November was a good month! I read a diverse bunch of books this time: one teen fiction, one mystery, one historical novel, and two memoirs — one that takes place in Paris and one that takes place in prison. Without further ado:
- Fangirl by Rainbow Rowell. I read Landline last month and didn’t love it, so several of you told me to try Fangirl. It’s the story of a college girl who writes wildly successful fan fiction in her spare time, and there’s a sweet love angle in this coming-of-age story. I breezed through the book (easy to do with Rainbow’s novels!), but in the end I was left with a flat taste in my mouth. This typically happens when I don’t end up admiring or wishing I knew any of the characters. Fun to read but not much substance. Eleanor & Park still wins. — 3 stars
- The Silkworm by Robert Galbraith. Harry Potter for grown ups! J.K. Rowling (Robert Galbraith’s real name) has got a good thing going. Her flawed hero, Detective Cormoran Strike, feels real enough to walk off the page, and Rowling paints layers of detail and intrigue with her trademark skill. I loved the first Cormoran Strike novel, The Cuckoo’s Calling, and this second one did not disappoint — although the premise of the murder was more disturbing than the first. I’m not much of a mystery reader, but and I’ll be reading every installment in the series. — 4 stars
- The Ship of Brides by Jojo Moyes. If I’ve talked books with you this year, you know I love Jojo Moyes. Me Before You broke my heart and One Plus One stole it away completely. Therefore I was excited to learn that some of Jojo’s earlier novels were being reprinted in the States. I loved the premise of The Ship of Brides: the journey of the British soldier’s new wives from Australia to their new home and husbands after WWII ended. However, despite the alluring title, it was a dull disappointment. I felt like I was wading through a mud of research and inexperience with the author, and even the most intense parts of the novel felt heavy-handed and underwhelming. Skip it and focus on her later novels. (Although I am trying another of her first novels — Silver Bay — in December and will report back!) — 2 stars
- The Sweet Life in Paris by David Lebovitz. Simply delicious, but unexpectedly so. It started off slow: David Lebovitz, a famous chef I had never heard of (my bad!), recounted his rise to fame in Alice Waters’ kitchen and eventual decision to move to France. Blah blah blah. But then the memoir took a fascinating turn as David arrived in Paris and began the all-too-familiar journey of making a foreign land his new home. I laughed out loud at his fascinating cultural observations, delighted in his transformation into a true Frenchman, and took note of restaurants and shops to visit on my next trip to Paris. (A girl can dream.) Refreshing and beautifully written, and includes recipes! — 4 stars
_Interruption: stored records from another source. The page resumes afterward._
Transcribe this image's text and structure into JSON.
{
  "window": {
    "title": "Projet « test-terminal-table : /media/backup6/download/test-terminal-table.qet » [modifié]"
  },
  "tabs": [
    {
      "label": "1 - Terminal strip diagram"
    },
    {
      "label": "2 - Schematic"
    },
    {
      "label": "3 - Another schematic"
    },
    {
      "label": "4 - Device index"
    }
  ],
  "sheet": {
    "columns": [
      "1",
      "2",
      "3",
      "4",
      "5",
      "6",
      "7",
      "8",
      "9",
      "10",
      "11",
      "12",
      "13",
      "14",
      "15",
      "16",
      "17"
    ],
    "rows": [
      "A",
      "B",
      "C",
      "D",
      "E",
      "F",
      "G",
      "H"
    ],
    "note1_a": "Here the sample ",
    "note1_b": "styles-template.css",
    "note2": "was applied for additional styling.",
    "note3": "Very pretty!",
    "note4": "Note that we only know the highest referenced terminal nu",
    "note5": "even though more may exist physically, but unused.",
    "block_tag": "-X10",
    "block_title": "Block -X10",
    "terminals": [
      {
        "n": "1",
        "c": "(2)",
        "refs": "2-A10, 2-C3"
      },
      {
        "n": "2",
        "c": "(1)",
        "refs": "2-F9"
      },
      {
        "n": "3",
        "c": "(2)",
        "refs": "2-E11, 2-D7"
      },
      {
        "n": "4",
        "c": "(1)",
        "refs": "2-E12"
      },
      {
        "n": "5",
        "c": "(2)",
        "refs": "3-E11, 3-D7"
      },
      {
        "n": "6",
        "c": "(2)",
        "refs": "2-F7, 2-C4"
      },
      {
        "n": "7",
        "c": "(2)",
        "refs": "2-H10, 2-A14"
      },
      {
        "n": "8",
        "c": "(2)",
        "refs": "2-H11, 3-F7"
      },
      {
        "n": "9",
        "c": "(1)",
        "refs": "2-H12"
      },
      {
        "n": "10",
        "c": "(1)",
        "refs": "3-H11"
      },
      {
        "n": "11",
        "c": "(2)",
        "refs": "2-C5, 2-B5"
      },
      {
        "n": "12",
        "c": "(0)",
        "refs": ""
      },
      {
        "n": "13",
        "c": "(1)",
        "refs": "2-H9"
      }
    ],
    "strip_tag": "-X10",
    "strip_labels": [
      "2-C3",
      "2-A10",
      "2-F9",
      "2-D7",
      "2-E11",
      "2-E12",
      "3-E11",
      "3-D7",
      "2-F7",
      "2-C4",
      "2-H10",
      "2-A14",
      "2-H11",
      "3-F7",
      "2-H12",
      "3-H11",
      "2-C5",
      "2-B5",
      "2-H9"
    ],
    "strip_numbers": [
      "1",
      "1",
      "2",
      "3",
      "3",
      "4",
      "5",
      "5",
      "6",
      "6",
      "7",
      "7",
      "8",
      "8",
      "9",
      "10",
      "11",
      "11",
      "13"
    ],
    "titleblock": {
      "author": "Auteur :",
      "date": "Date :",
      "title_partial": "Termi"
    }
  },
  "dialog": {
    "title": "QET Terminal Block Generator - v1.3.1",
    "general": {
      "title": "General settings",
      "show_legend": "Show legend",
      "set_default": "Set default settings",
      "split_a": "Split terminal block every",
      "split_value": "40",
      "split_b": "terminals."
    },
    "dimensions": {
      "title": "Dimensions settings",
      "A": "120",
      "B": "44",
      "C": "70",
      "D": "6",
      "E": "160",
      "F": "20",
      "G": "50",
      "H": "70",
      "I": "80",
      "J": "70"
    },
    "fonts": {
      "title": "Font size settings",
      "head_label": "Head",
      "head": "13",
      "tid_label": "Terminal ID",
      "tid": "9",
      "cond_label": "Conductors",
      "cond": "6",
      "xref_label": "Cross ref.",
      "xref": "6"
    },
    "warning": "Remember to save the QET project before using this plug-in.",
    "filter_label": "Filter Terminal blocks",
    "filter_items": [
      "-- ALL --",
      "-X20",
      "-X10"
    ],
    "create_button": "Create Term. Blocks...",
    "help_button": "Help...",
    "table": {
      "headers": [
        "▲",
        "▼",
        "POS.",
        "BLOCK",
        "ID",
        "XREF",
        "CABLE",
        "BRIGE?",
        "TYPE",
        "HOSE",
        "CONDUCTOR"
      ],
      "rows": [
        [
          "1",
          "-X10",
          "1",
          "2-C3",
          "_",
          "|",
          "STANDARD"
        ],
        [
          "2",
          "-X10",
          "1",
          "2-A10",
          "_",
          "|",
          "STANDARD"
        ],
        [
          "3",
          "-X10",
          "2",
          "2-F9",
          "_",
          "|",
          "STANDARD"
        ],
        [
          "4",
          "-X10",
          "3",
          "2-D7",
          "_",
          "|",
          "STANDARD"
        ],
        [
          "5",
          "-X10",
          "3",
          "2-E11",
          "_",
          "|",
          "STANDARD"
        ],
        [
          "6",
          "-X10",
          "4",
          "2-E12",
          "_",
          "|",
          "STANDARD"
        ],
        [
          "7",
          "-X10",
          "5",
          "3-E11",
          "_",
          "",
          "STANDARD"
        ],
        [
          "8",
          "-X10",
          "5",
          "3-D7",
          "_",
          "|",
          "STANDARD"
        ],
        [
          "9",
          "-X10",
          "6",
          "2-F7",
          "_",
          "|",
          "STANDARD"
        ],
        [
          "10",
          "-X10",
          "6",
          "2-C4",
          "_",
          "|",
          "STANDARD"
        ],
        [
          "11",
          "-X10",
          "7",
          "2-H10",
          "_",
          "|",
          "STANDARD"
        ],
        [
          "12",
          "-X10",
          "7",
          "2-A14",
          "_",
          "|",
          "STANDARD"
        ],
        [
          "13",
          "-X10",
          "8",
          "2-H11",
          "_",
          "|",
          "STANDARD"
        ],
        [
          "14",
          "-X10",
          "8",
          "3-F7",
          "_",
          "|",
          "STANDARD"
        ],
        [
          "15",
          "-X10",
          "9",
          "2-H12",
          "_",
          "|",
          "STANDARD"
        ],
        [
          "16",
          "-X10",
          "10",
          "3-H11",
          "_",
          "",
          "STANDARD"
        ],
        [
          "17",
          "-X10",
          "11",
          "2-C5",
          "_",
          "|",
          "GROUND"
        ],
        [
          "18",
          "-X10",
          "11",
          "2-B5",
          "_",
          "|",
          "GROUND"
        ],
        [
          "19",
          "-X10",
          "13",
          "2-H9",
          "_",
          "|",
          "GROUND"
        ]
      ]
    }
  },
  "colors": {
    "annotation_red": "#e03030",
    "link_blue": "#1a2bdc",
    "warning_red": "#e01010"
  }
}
- Orange Is the New Black by Piper Kerman. Fascinating premise: a successful New Yorker with a handsome fiancé suddenly finds the Feds on her doorstep, charging her for a 10-year-old drug offense from the days when she was living in Southeast Asia with her drug-dealing lesbian lover. I kid you not. It’s all true, and Piper is real, honest, and just the kind of girl you want to know in prison. She’s adaptable, kind, cautious, and observant. Her experiences in both minimum- and maximum-security women’s prisons provide an unparalleled look inside the U.S. prison system. I hope most Americans read it, if only to start a grassroots movement to improve the terrible state of our rehabilitation system. — 4 stars
Which of these books would you like to read? Or have you read them already and agree or disagree with my reviews? Please share, or tell us what you read in November!
See all my book reviews and recommendations here.